───── ENTRIES PROVIDED

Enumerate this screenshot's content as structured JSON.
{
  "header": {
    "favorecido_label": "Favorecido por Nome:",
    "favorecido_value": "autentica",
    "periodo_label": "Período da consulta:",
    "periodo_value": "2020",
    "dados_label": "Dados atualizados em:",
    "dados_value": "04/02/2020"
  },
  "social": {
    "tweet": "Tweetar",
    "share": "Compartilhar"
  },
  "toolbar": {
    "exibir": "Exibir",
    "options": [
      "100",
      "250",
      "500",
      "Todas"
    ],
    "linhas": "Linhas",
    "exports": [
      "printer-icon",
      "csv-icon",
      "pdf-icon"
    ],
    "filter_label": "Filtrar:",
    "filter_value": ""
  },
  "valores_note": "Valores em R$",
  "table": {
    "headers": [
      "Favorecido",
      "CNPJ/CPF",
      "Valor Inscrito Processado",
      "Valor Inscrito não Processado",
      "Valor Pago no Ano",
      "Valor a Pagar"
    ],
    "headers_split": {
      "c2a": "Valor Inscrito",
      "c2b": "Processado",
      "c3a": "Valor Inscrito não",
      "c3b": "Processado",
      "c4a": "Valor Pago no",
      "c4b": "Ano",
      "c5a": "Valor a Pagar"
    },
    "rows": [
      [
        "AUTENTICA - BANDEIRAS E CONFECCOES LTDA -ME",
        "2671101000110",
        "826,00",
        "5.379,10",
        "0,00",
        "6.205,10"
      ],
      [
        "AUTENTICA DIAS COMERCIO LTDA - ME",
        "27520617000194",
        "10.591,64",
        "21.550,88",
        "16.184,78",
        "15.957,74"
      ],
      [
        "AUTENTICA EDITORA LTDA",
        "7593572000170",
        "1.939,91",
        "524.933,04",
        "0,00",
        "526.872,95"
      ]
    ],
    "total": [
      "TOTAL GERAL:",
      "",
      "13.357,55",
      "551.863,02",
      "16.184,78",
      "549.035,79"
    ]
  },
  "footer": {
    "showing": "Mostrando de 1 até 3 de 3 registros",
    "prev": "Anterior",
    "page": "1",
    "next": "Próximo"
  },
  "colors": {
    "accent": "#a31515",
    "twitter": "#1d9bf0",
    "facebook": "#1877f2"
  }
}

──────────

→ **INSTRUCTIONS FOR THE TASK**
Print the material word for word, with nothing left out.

→ **SOLUTION TO THIS TASK**
Enumerate this screenshot's content as structured JSON.
{
  "header": {
    "favorecido_label": "Favorecido por Nome:",
    "favorecido_value": "autentica",
    "periodo_label": "Período da consulta:",
    "periodo_value": "2020",
    "dados_label": "Dados atualizados em:",
    "dados_value": "04/02/2020"
  },
  "social": {
    "tweet": "Tweetar",
    "share": "Compartilhar"
  },
  "toolbar": {
    "exibir": "Exibir",
    "options": [
      "100",
      "250",
      "500",
      "Todas"
    ],
    "linhas": "Linhas",
    "exports": [
      "printer-icon",
      "csv-icon",
      "pdf-icon"
    ],
    "filter_label": "Filtrar:",
    "filter_value": ""
  },
  "valores_note": "Valores em R$",
  "table": {
    "headers": [
      "Favorecido",
      "CNPJ/CPF",
      "Valor Inscrito Processado",
      "Valor Inscrito não Processado",
      "Valor Pago no Ano",
      "Valor a Pagar"
    ],
    "headers_split": {
      "c2a": "Valor Inscrito",
      "c2b": "Processado",
      "c3a": "Valor Inscrito não",
      "c3b": "Processado",
      "c4a": "Valor Pago no",
      "c4b": "Ano",
      "c5a": "Valor a Pagar"
    },
    "rows": [
      [
        "AUTENTICA - BANDEIRAS E CONFECCOES LTDA -ME",
        "2671101000110",
        "826,00",
        "5.379,10",
        "0,00",
        "6.205,10"
      ],
      [
        "AUTENTICA DIAS COMERCIO LTDA - ME",
        "27520617000194",
        "10.591,64",
        "21.550,88",
        "16.184,78",
        "15.957,74"
      ],
      [
        "AUTENTICA EDITORA LTDA",
        "7593572000170",
        "1.939,91",
        "524.933,04",
        "0,00",
        "526.872,95"
      ]
    ],
    "total": [
      "TOTAL GERAL:",
      "",
      "13.357,55",
      "551.863,02",
      "16.184,78",
      "549.035,79"
    ]
  },
  "footer": {
    "showing": "Mostrando de 1 até 3 de 3 registros",
    "prev": "Anterior",
    "page": "1",
    "next": "Próximo"
  },
  "colors": {
    "accent": "#a31515",
    "twitter": "#1d9bf0",
    "facebook": "#1877f2"
  }
}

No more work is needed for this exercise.